Suppliers of metal alloys and metal removal fluids can breathe a sigh of relief – for now. The European Commission took another step toward continuing current exemptions on lead levels in alloys of steel, aluminum and copper used in certain classes of electronic and electric products manufactured in the European Union, as well as imported products.

The commission’s decision relieves uncertainty for global supply chains, including providers of metalworking and metal removal fluids. But for how long?

Miles Free, director of industry research and technology at the Precision Machined Products Association in Cleveland, told Lube Report, “The [European] Parliament still has to take final action, but the commission's announcement of the Draft Delegated Directives about continuing the lead exemptions was a very positive step. But when you are dealing with regulators, I have learned to expect anything.”

The European Parliament is responsible for the Restriction on the use of certain Hazardous Substances (RoHS). Effective July 1, 2006, RoHS declared lead, cadmium, mercury, hexavalent chrome, etc. to be hazardous substances. Although the tendency for lead to accumulate – along with its neurological effects and toxicity – motivate regulatory limitations, traces of lead in alloys substantially reduce friction during machining operations, increase throughput, reduce power consumption and extend tool service life.

The final version of RoHS contained an exemption that limited lead to 0.35 percent by weight in steel, 0.4 percent in aluminum alloys and 4 percent in copper alloys, such as brasses and bronzes, for use in appliances, certain electric and electronic equipment and many other products.

A draft of the next-generation legislation, RoHS 2, would have restricted lead levels to no more than 0.1 percent by weight in alloys for a much broader range of products. The lead exemption was scheduled to expire July 21, 2016. However, an application requesting the renewal of the lead exemption was submitted in January 2015. The parliament was expected to respond by January 2016 and either agree to renew the lead exemption or instead impose the 0.1 weight percent limitation sometime between Jan. 21 and July 21, 2017.

If implemented, this regulatory change would have affected American machine shops that import leaded steels, aluminum alloys and brasses from Europe and those that export individual parts and components of assembled products to markets in the EU. Metalworking fluid manufacturers would have scrambled to evaluate and probably reformulate metalworking and metal removal fluids for use with new low-lead alloys and more demanding machining conditions for these alloys.

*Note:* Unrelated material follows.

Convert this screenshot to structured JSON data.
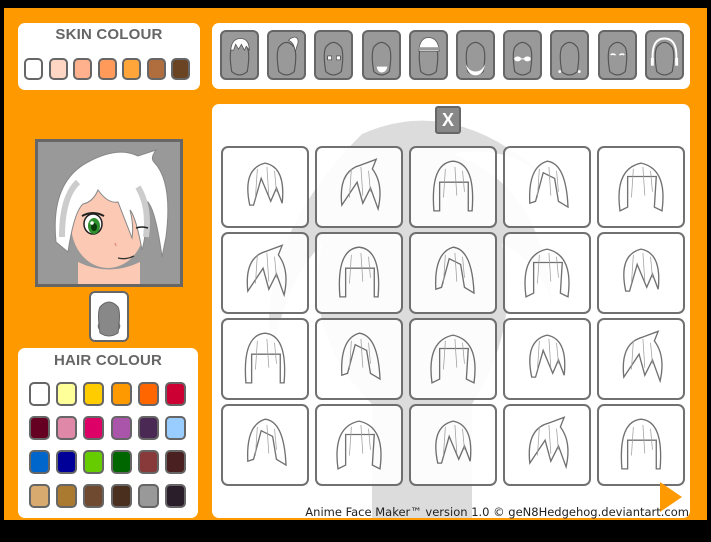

Parliament postponed its announcement of a ruling on the lead exemption until mid-April, 2016. But no further information was forthcoming, and 2016 passed into 2017 without an update on the lead exemption to RoHS.

On Sept. 19, 2017, the European Commission published three draft delegated directives that propose continuing the RoHS exemption for lead. The directives propose extending the RoHS exemption for steel and copper alloys through July 21, 2021 for product categories 1-7 and 10 in Annex 3 of RoHS II (household appliances, electric tools, consumer and lighting equipment, toys, etc.) Expiration dates are more generous for categories 8 (medical devices) and 9 (monitoring equipment).

Free noted that the situation is less clear for aluminum alloys. “The exemption for aluminum alloys deliberately produced with lead for machining purposes will expire three years after the publication of the delegated directive in the Official Journal. This allows time for the metalworking industry to assess lead-free alternatives and adapt their processes. But the timeline is uncertain.”

The three RoHS exemption directives may be viewed online at the following European Commission web site links:  for lead as an alloying element in steel, for lead as an alloying element in copper and for lead as an alloying element in aluminum. There is a four-week window for feedback, acknowledged or anonymous, via the website.